A scientist who escaped suicide bombers, a writer who endured years of persecution in communist Romania and an American president who has yet to serve his first full year in office are among those to be honoured today with this year's Nobel Prizes.
Romanian-born author Herta Mueller will receive the Nobel literature award for her critical depiction of life behind the Iron Curtain, work drawn largely from her personal experiences. Mueller's mother spent five years in a communist gulag, and the writer herself was tormented by the Securitate secret police because she refused to become their informant.
"I've had the experience of fear of persecution. It's emotional, it bothers me, it makes me angry," the 56-year-old said at the traditional laureates' news conference before the ceremony.

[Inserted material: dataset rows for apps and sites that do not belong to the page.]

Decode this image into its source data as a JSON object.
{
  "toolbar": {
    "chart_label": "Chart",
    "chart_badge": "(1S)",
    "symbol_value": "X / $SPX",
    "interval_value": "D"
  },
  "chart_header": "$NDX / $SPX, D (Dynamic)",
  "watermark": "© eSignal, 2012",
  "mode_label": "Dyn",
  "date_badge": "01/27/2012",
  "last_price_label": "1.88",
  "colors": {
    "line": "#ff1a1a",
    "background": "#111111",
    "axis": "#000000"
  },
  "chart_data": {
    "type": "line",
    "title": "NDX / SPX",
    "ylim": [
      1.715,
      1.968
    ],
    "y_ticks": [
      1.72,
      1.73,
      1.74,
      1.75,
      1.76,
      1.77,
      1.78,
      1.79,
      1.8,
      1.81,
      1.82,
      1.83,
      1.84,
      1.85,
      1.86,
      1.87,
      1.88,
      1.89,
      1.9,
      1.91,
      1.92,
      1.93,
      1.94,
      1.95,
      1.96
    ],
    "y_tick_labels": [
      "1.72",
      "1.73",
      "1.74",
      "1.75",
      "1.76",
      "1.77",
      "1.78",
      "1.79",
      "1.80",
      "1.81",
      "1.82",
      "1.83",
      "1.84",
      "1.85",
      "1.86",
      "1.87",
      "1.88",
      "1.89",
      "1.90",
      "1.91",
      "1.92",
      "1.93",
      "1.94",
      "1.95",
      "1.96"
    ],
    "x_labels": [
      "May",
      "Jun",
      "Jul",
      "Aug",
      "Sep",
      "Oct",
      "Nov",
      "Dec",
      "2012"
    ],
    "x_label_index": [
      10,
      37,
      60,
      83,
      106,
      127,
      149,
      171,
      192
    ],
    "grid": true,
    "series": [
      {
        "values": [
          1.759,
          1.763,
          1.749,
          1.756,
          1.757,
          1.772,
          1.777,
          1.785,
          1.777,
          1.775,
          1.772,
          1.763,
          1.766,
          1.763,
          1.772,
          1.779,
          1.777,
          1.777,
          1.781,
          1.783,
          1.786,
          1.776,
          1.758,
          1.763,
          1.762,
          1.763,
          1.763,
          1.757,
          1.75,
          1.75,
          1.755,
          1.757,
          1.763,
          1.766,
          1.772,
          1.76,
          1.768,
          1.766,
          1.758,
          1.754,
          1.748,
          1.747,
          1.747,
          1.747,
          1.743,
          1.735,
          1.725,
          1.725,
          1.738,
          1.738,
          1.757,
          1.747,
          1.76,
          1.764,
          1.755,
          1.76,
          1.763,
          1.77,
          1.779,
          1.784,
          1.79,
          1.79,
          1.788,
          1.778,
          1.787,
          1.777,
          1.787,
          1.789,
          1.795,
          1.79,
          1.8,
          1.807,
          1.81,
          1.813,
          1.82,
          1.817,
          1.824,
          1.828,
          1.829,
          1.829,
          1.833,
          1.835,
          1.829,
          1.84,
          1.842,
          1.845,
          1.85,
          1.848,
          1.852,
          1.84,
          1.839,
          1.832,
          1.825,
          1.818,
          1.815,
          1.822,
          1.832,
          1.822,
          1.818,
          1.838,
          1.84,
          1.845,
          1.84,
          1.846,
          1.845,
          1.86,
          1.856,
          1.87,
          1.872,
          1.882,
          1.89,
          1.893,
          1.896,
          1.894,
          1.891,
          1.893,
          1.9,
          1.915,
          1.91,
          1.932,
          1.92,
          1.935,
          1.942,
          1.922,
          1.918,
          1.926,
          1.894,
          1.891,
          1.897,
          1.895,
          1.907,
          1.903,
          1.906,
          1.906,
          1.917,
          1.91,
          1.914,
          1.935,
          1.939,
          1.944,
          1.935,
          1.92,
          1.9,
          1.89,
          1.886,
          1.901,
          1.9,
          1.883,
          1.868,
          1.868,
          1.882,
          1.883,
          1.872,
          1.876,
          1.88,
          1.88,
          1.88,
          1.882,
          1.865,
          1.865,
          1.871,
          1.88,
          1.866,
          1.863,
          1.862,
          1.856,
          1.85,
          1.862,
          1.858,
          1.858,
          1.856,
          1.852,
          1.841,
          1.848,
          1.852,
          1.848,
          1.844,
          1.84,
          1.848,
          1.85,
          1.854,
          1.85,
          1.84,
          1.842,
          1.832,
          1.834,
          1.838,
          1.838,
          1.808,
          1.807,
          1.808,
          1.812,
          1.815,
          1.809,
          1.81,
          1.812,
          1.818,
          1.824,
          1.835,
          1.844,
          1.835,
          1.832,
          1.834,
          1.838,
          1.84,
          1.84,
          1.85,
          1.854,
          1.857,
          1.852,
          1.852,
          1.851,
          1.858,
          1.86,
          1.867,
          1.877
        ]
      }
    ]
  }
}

Mueller said she was very happy to receive the award but wouldn't reveal what she would do with the 10 million kronor ($ 1.4 million) prize money. "But I'm not buying a yacht so don't worry," she joked.
The Nobel awards in medicine, physics, chemistry, literature and economics are presented in the Swedish capital, Stockholm. President Barack Obama will receive the peace prize in Oslo, Norway, in line with the 1895 will of prize founder Alfred Nobel.